### TO DO
Look through the records, and whenever a line includes the word "with", copy it.

### INFORMATION GIVEN
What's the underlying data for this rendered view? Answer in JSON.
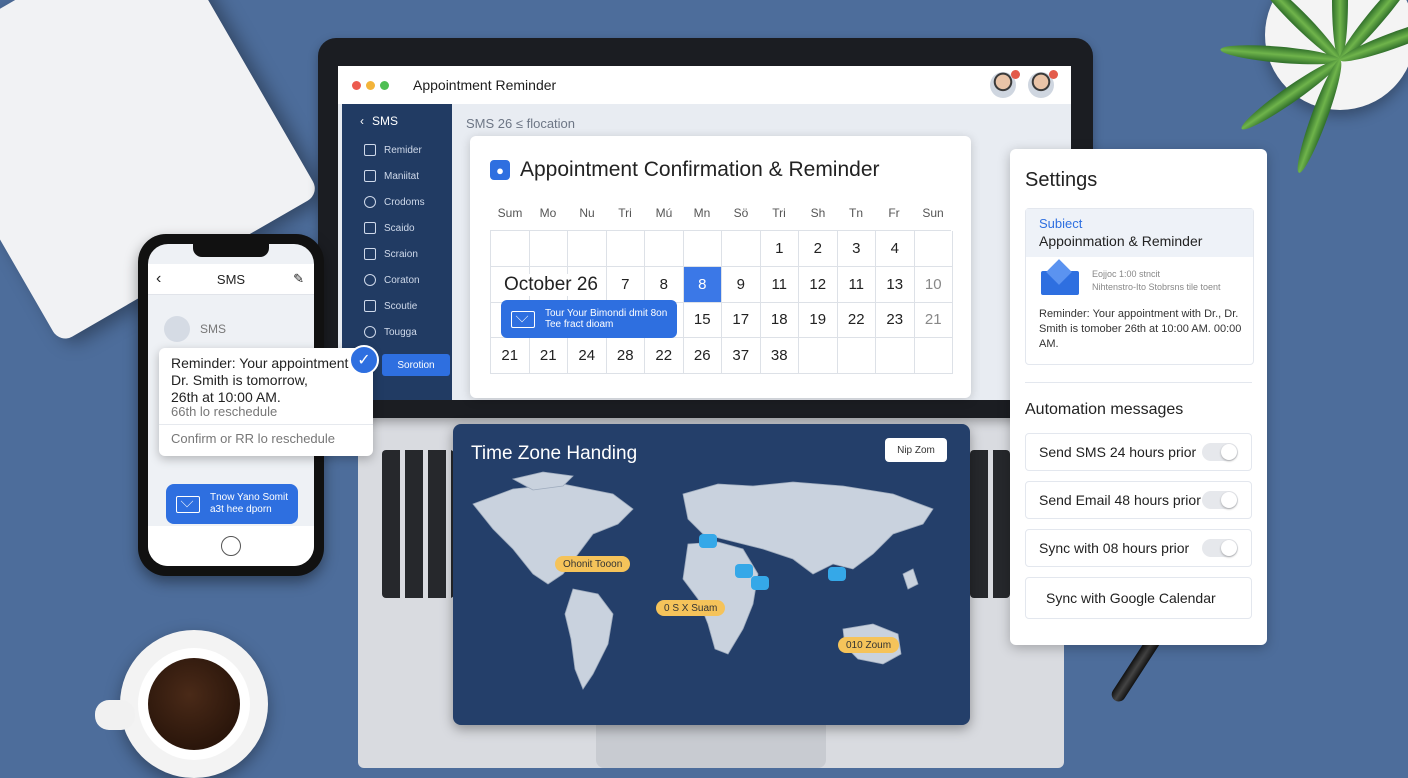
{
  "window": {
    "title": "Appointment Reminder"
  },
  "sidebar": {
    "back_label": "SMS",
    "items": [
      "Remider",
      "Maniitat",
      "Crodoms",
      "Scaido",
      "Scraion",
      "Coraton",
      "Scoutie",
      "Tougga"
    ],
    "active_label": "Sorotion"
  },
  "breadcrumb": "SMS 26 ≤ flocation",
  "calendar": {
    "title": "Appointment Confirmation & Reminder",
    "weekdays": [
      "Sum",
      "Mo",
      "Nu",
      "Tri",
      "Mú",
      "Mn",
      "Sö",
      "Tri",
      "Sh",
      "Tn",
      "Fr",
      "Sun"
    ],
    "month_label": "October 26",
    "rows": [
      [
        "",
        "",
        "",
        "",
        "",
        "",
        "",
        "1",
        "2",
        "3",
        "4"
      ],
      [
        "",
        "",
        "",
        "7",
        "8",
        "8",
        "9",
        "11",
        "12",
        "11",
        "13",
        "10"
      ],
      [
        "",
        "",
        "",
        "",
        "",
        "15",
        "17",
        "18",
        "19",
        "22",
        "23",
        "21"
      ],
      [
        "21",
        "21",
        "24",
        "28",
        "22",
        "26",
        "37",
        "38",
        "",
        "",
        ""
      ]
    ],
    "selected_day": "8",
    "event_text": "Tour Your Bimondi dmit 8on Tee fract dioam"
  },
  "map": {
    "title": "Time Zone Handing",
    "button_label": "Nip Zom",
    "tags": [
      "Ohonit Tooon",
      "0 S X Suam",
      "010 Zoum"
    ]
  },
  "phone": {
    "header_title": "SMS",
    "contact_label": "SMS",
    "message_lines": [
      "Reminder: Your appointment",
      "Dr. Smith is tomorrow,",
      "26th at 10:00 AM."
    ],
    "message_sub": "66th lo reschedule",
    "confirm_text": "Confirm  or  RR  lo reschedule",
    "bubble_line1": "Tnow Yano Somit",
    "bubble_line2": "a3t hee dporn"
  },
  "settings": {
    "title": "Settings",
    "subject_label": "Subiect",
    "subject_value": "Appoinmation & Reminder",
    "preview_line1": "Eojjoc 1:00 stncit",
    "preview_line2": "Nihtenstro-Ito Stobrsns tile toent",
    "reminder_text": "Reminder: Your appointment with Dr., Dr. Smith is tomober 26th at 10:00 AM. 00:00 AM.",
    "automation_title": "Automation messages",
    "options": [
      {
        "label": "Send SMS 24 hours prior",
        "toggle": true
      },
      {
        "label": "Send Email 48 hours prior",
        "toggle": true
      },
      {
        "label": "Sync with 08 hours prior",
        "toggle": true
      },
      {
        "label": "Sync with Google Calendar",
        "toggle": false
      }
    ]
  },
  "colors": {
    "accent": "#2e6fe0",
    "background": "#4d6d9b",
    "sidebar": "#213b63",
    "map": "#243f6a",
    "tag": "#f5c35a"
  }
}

### RESPONSE AREA
    "reminder_text": "Reminder: Your appointment with Dr., Dr. Smith is tomober 26th at 10:00 AM. 00:00 AM.",
        "label": "Sync with 08 hours prior",
        "label": "Sync with Google Calendar",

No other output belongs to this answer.